Tronsdal is facing two other Democrats, former Ward 6 council aide Paul Durham and teacher Felicia Chew, in the August Democratic primary. No Republican has yet entered the race for the open seat, but Libertarian Julian Mazza has filed to run.
Democrat Steve Kozachik, who has sworn off campaign fundraising as he seeks a third term representing midtown Ward 6, has picked up a Republican opponent, architect Mariano Rodriguez.
Candidates continue to make moves for 2018 as well. Last week, attorney Deedra Abboud, who founded and chaired the Arizona chapter of the Council on American-Islamic Relations (CAIR-AZ) announced her plans to seek the Democratic nomination to challenge U.S. Sen. Jeff Flake in 2018. Flake is also facing a challenge from the right in the form of former state lawmaker Kelli Ward, who lost a primary to Sen. John McCain last year.
Democrat David Garcia, an ASU education professor and former state Department of Education staffer who lost to State Superintendent of Public Instruction Diane Douglas in 2014, announced last week he was launching a challenge against Arizona Gov. Doug Ducey.

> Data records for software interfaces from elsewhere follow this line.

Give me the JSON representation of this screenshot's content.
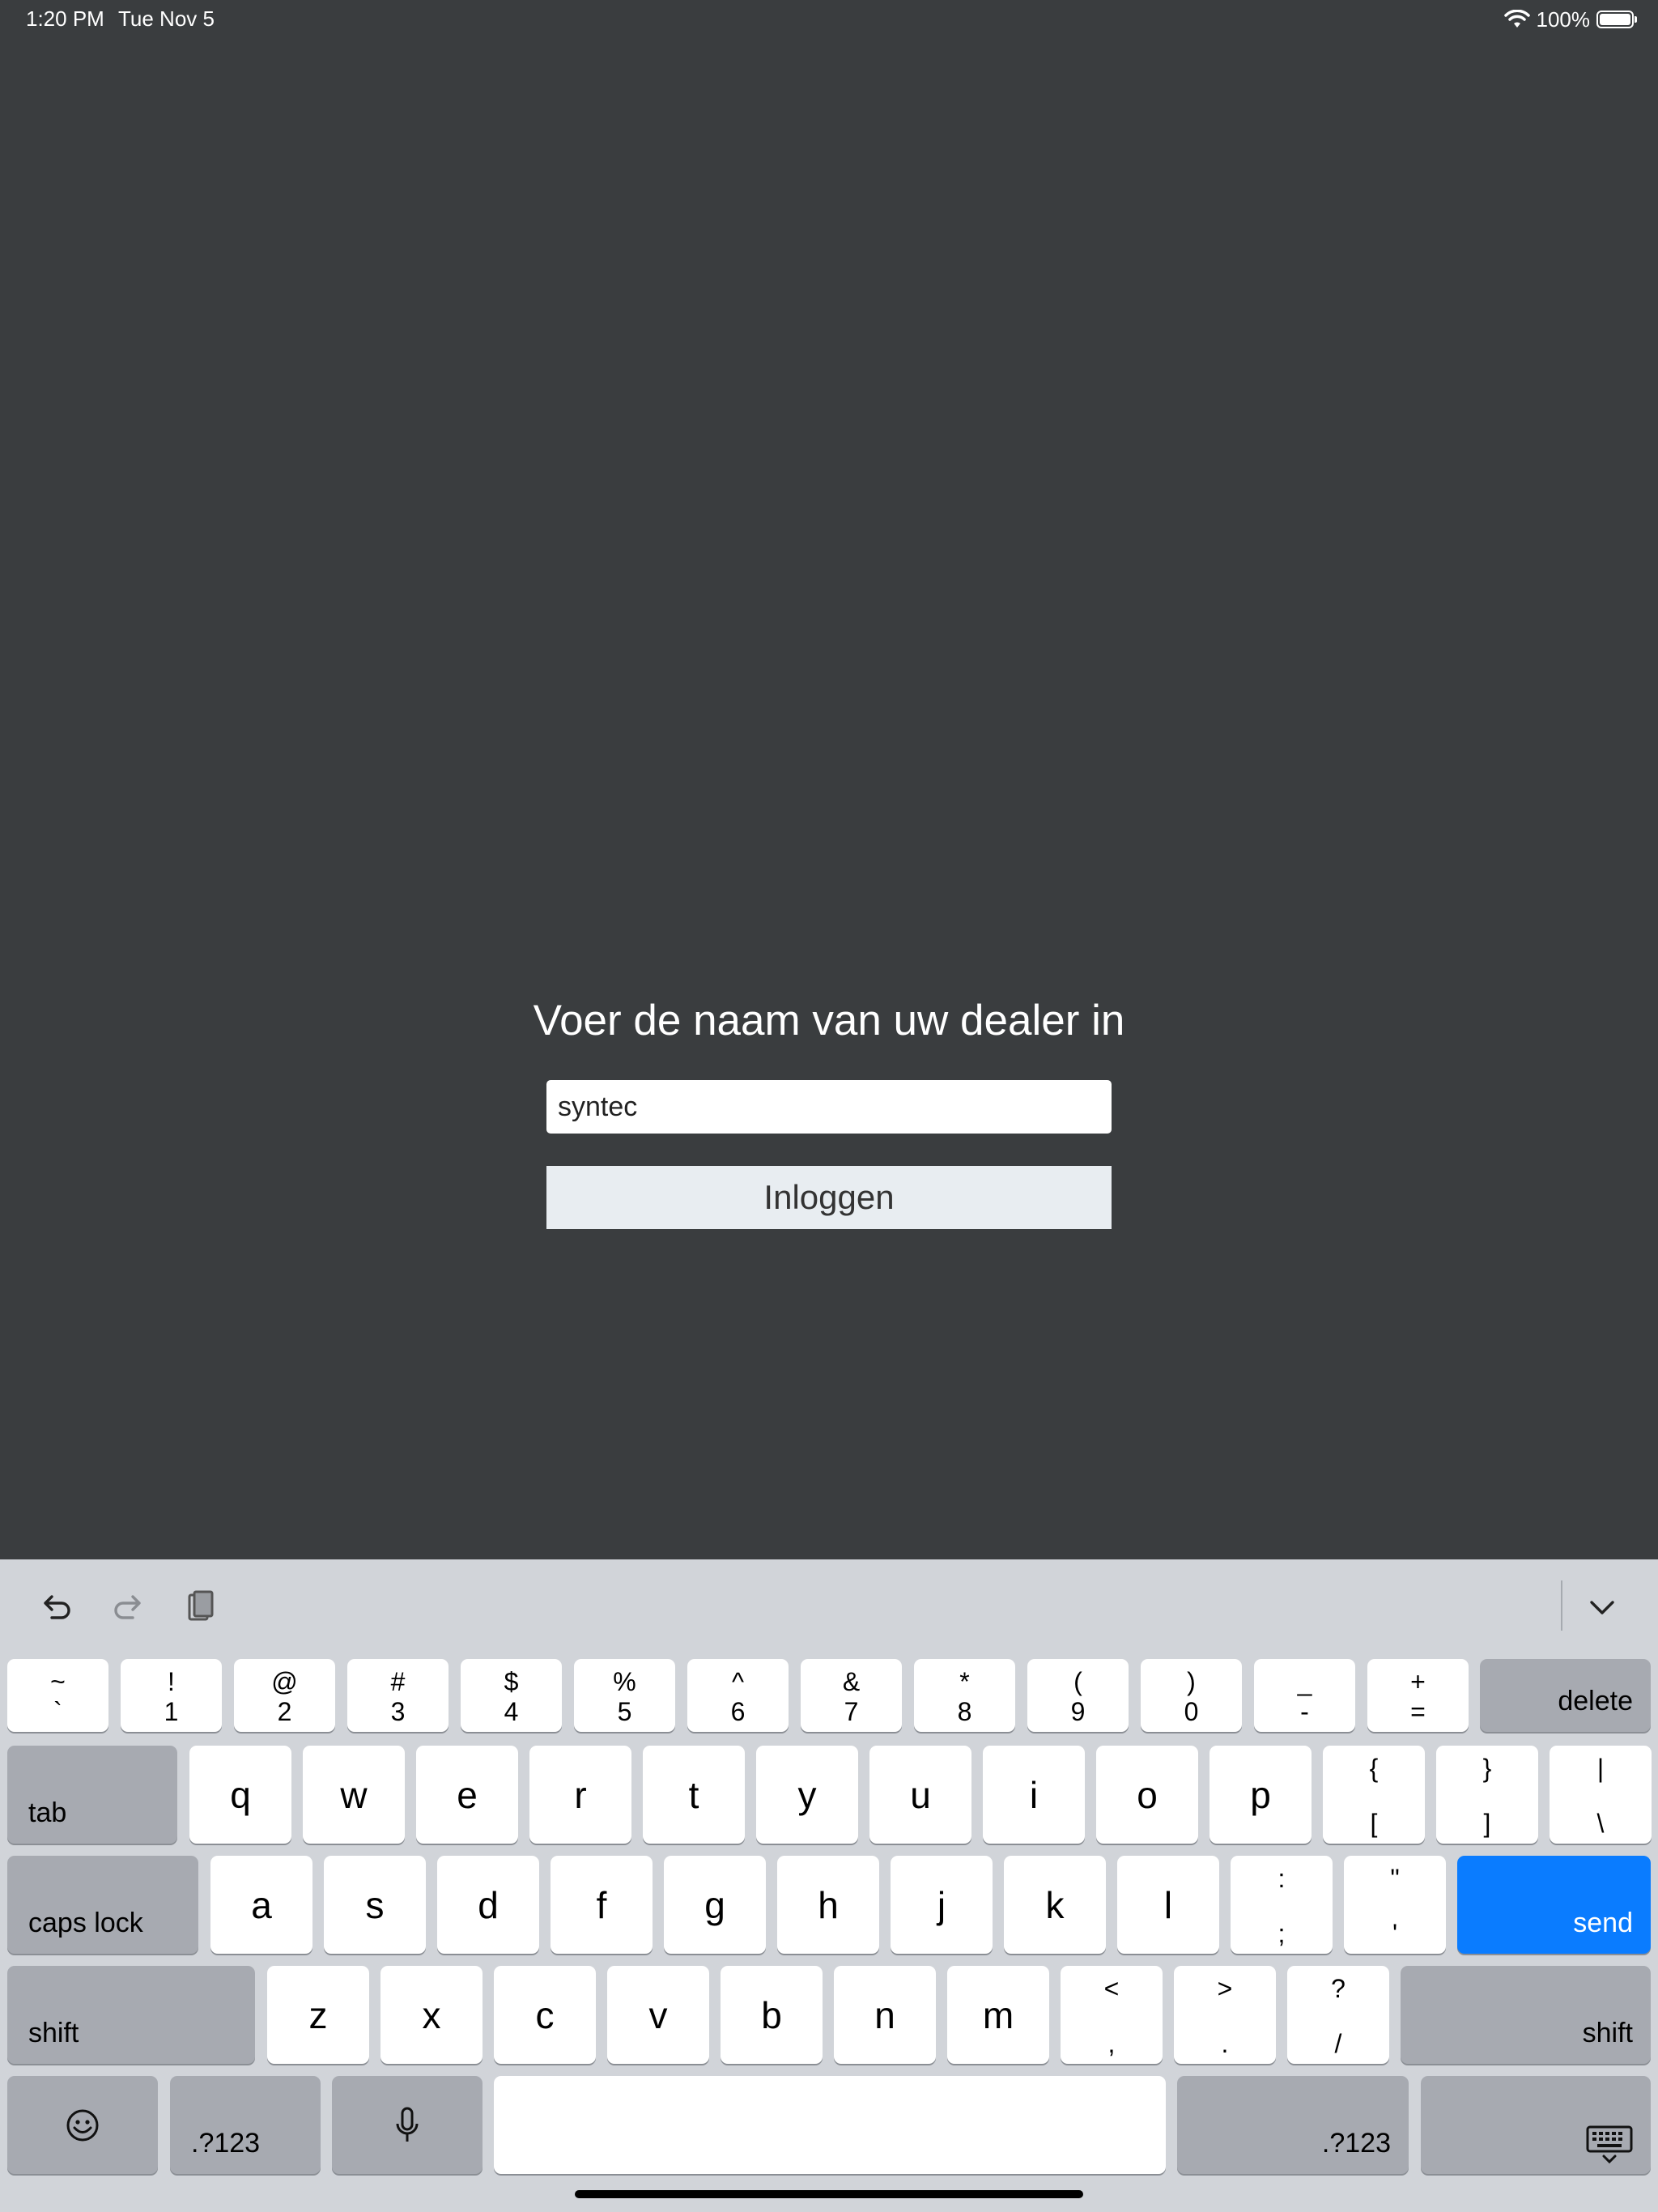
{
  "status_bar": {
    "time": "1:20 PM",
    "date": "Tue Nov 5",
    "battery": "100%",
    "battery_level": 1.0
  },
  "login": {
    "title": "Voer de naam van uw dealer in",
    "dealer_input_value": "syntec",
    "login_button": "Inloggen"
  },
  "keyboard": {
    "toolbar": {
      "undo": "undo-icon",
      "redo": "redo-icon",
      "paste": "paste-icon",
      "dismiss": "chevron-down-icon"
    },
    "row1": [
      {
        "top": "~",
        "bot": "`"
      },
      {
        "top": "!",
        "bot": "1"
      },
      {
        "top": "@",
        "bot": "2"
      },
      {
        "top": "#",
        "bot": "3"
      },
      {
        "top": "$",
        "bot": "4"
      },
      {
        "top": "%",
        "bot": "5"
      },
      {
        "top": "^",
        "bot": "6"
      },
      {
        "top": "&",
        "bot": "7"
      },
      {
        "top": "*",
        "bot": "8"
      },
      {
        "top": "(",
        "bot": "9"
      },
      {
        "top": ")",
        "bot": "0"
      },
      {
        "top": "_",
        "bot": "-"
      },
      {
        "top": "+",
        "bot": "="
      }
    ],
    "delete": "delete",
    "tab": "tab",
    "row2": [
      "q",
      "w",
      "e",
      "r",
      "t",
      "y",
      "u",
      "i",
      "o",
      "p"
    ],
    "row2_symbols": [
      {
        "top": "{",
        "bot": "["
      },
      {
        "top": "}",
        "bot": "]"
      },
      {
        "top": "|",
        "bot": "\\"
      }
    ],
    "caps_lock": "caps lock",
    "row3": [
      "a",
      "s",
      "d",
      "f",
      "g",
      "h",
      "j",
      "k",
      "l"
    ],
    "row3_symbols": [
      {
        "top": ":",
        "bot": ";"
      },
      {
        "top": "\"",
        "bot": "'"
      }
    ],
    "send": "send",
    "shift_left": "shift",
    "row4": [
      "z",
      "x",
      "c",
      "v",
      "b",
      "n",
      "m"
    ],
    "row4_symbols": [
      {
        "top": "<",
        "bot": ","
      },
      {
        "top": ">",
        "bot": "."
      },
      {
        "top": "?",
        "bot": "/"
      }
    ],
    "shift_right": "shift",
    "numbers_left": ".?123",
    "numbers_right": ".?123",
    "emoji": "emoji-icon",
    "mic": "microphone-icon",
    "keyboard_hide": "keyboard-icon"
  }
}
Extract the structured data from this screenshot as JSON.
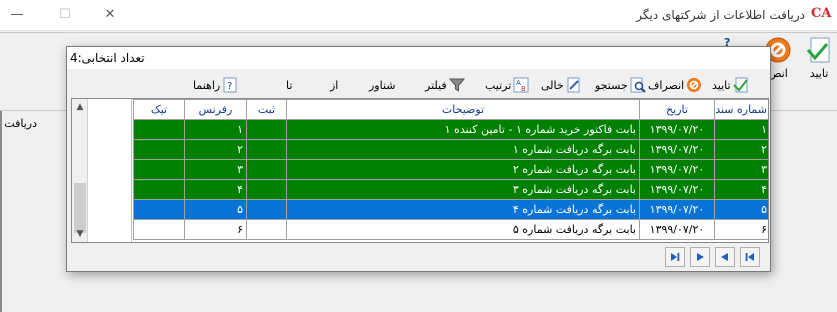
{
  "window": {
    "title": "دریافت اطلاعات از شرکتهای دیگر",
    "logo": "CA"
  },
  "main_toolbar": {
    "approve_label": "تایید",
    "cancel_label": "انص"
  },
  "main_content": {
    "label": "دریافت اسناد"
  },
  "dialog": {
    "title": "تعداد انتخابی:4",
    "toolbar": {
      "approve": "تایید",
      "cancel": "انصراف",
      "search": "جستجو",
      "empty": "خالی",
      "sort": "ترتیب",
      "filter": "فیلتر",
      "float": "شناور",
      "from": "از",
      "to": "تا",
      "help": "راهنما"
    },
    "columns": [
      "شماره سند",
      "تاریخ",
      "توضیحات",
      "ثبت",
      "رفرنس",
      "تیک"
    ],
    "rows": [
      {
        "code": "۱",
        "date": "۱۳۹۹/۰۷/۲۰",
        "desc": "بابت فاکتور خرید شماره ۱ - تامین کننده ۱",
        "reg": "",
        "ref": "۱",
        "tick": ""
      },
      {
        "code": "۲",
        "date": "۱۳۹۹/۰۷/۲۰",
        "desc": "بابت برگه دریافت شماره ۱",
        "reg": "",
        "ref": "۲",
        "tick": ""
      },
      {
        "code": "۳",
        "date": "۱۳۹۹/۰۷/۲۰",
        "desc": "بابت برگه دریافت شماره ۲",
        "reg": "",
        "ref": "۳",
        "tick": ""
      },
      {
        "code": "۴",
        "date": "۱۳۹۹/۰۷/۲۰",
        "desc": "بابت برگه دریافت شماره ۳",
        "reg": "",
        "ref": "۴",
        "tick": ""
      },
      {
        "code": "۵",
        "date": "۱۳۹۹/۰۷/۲۰",
        "desc": "بابت برگه دریافت شماره ۴",
        "reg": "",
        "ref": "۵",
        "tick": ""
      },
      {
        "code": "۶",
        "date": "۱۳۹۹/۰۷/۲۰",
        "desc": "بابت برگه دریافت شماره ۵",
        "reg": "",
        "ref": "۶",
        "tick": ""
      }
    ],
    "row_states": [
      "green",
      "green",
      "green",
      "green",
      "selected",
      "plain"
    ]
  },
  "colors": {
    "green_row": "#008000",
    "selected_row": "#0a73d6",
    "header_text": "#1a3a8c"
  },
  "icons": [
    "check-icon",
    "cancel-icon",
    "search-icon",
    "clear-icon",
    "sort-icon",
    "filter-icon",
    "help-icon",
    "first-icon",
    "next-icon",
    "prev-icon",
    "last-icon"
  ]
}
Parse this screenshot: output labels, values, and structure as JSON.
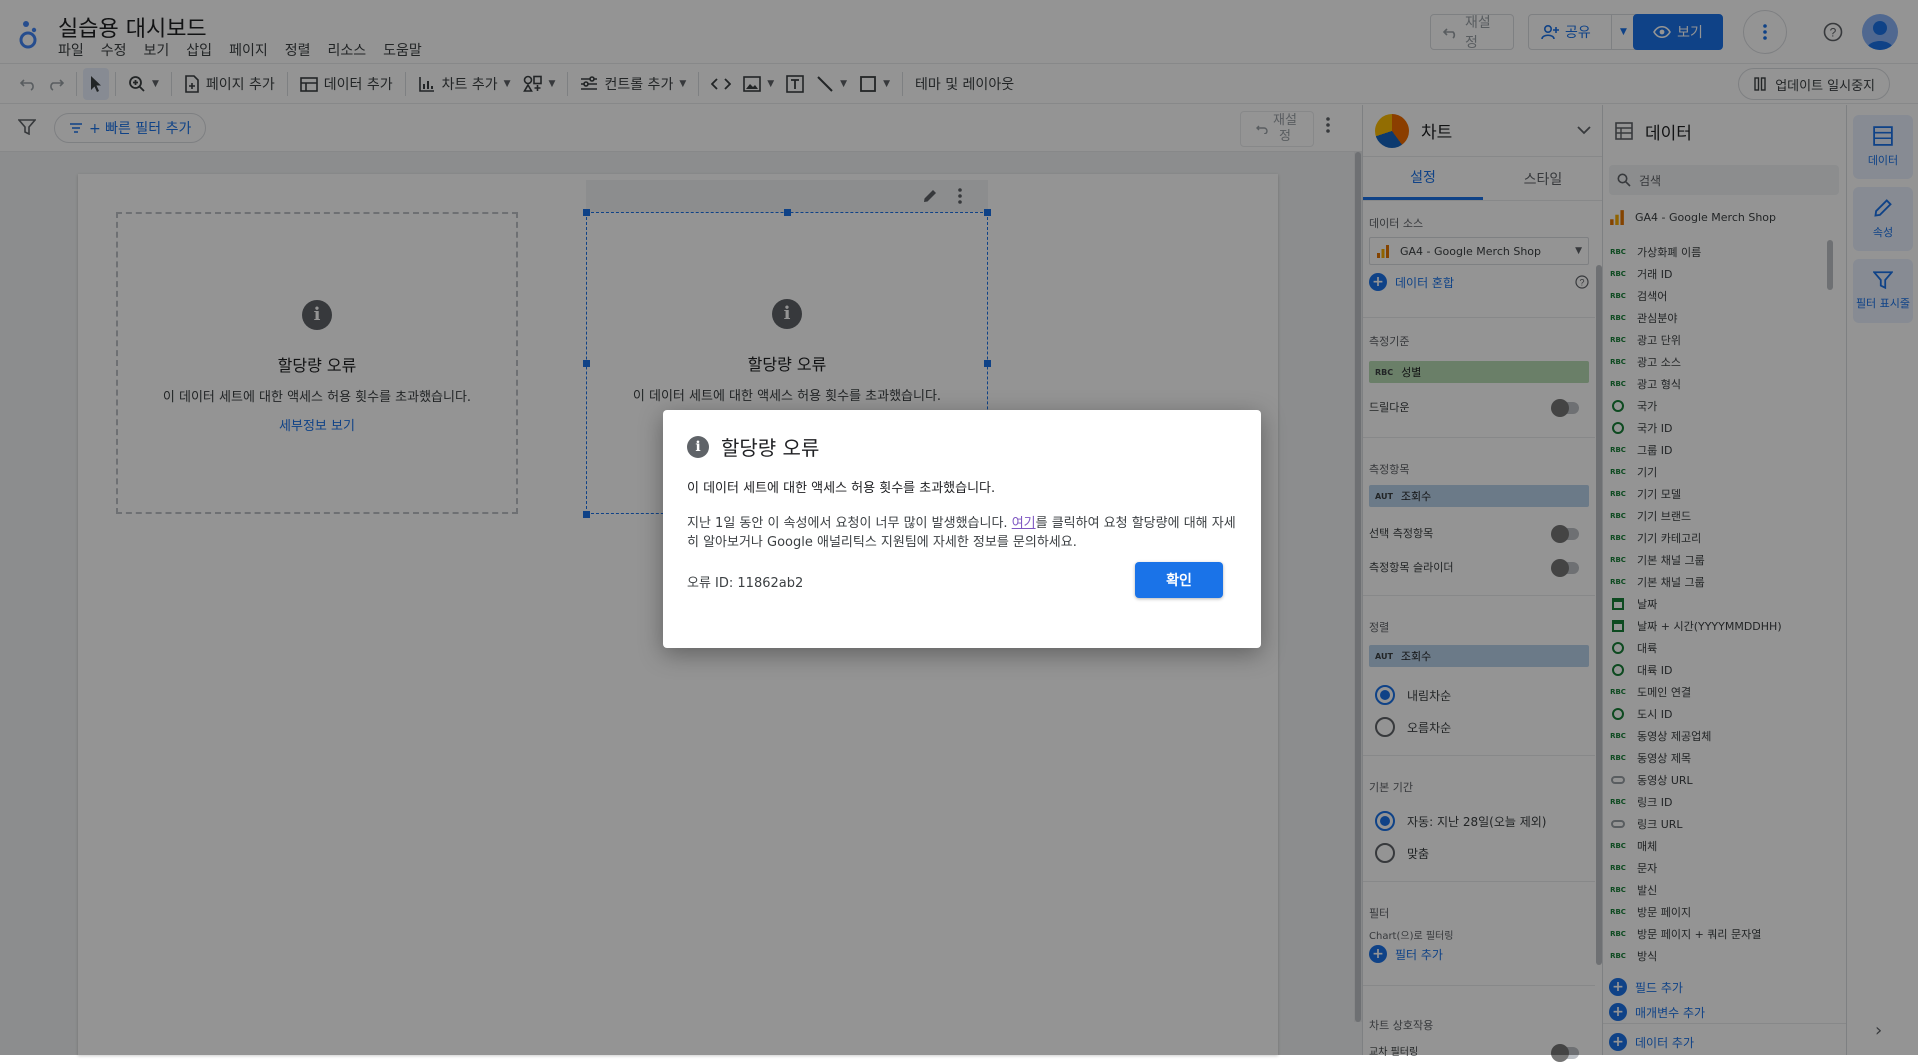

He is the second Democratic candidate to announce; the first was Noah Dyer, a political rookie who got national headlines, including a "scandal and controversy" page on his website that included the disclosures about his experiences with group sex and making sex tapes, as well as various financial difficulties.
State lawmaker Steve Farley, a Democrat who represents midtown Tucson, is also exploring a run for governor.
Former Tucson City Councilman Rodney Glassman, who ran as a Democrat against Sen. John McCain in 2010, is exploring a run for Arizona Corporation Commission as a Republican.
Republican state lawmaker Steve Montenegro is considering a 2018 primary challenge to Arizona Secretary of State Michele Reagan, who had been beset by blunders as Arizona's chief elections officer. On the Democratic side, Phoenix Mayor Greg Stanton and state lawmaker Katie Hobbs are weighing runs for Sec of State.
Earlier this week, David Schapira, a Tempe City Council member and former state lawmaker, announced his plans to run against Douglas for the job of Superintendent of Public Instruction. Douglas is also facing a challenge from Tracy Livingston, a school teacher who serves on the Maricopa Community College Governing Board who has previously served on the Peoria Unified School District Board..